If that is the case, why pull it when they got "caught"? There is no "source" to compare too, the crack is made by decompiling the original exe into assembly, looking for the DRM checks, and removing them or replacing them with code that always returns the check as passed. The crack exe is normally much smaller then the original, because a lot of assembly has been stripped out. Given the nature of the work and the age of the game, it's doubtful the original group is even around, much less willing to assist an entity that spends most of it's time calling crackers like them the scum of the universe, responsible for every lost sale since the beginning of time.
At the time, it was normal to have working cracks within 24 hours of release, so it can't be that difficult. Given the only way to prove the binary is harmless is to go through it line by line in assembly, it would be easier to develop a crack from scratch then verify an existing one, especially considering they have access to the source to look and see exactly where the DRM would be called to start with.

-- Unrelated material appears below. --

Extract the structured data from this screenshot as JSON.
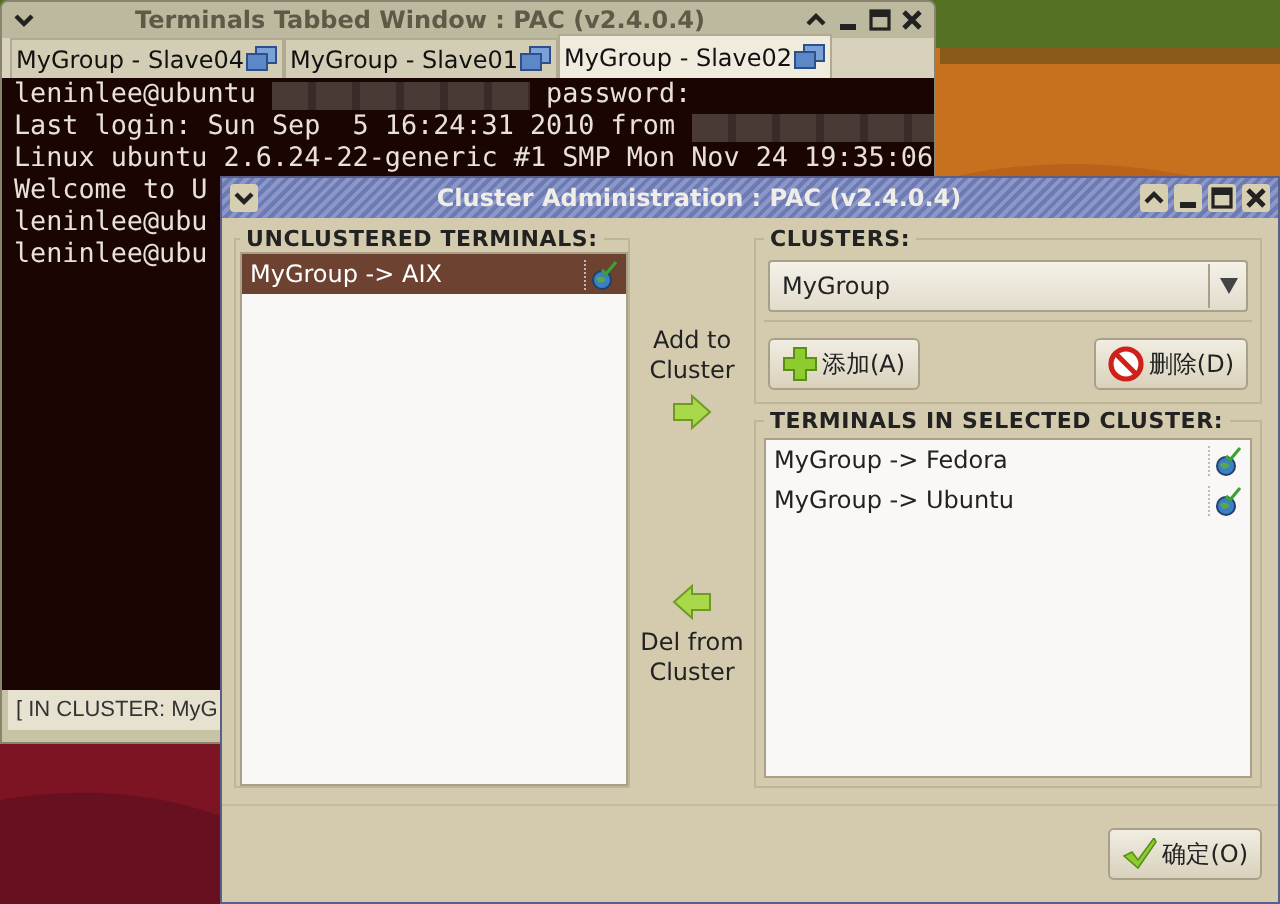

I think the crack is probably harmless, 99% of them are. But every time you run an exe as admin(as most of the people who buy this on steam will), you are pretty much letting it do whatever it wants. And that means caution needs to be exercised, especially when the exe has been modified by a source that is inherently untrustworthy. Verifying a binary is harmless is pretty much impossible, even ones made without malicious intent can be dangerous because of bugs. So we are left to the source of the binary to give us our strongest indicator of whether or not it is safe. In this case Rockstar is claiming to be the source, because gamers will trust them, but the actual source is an unknown, unverifiable hacker group known only by an alias and an irc channel. Since the main technical benefit of purchasing the retail product (ethical implications aside) is NOT having to run binaries from shady hacker groups, this is a betrayal of their customers.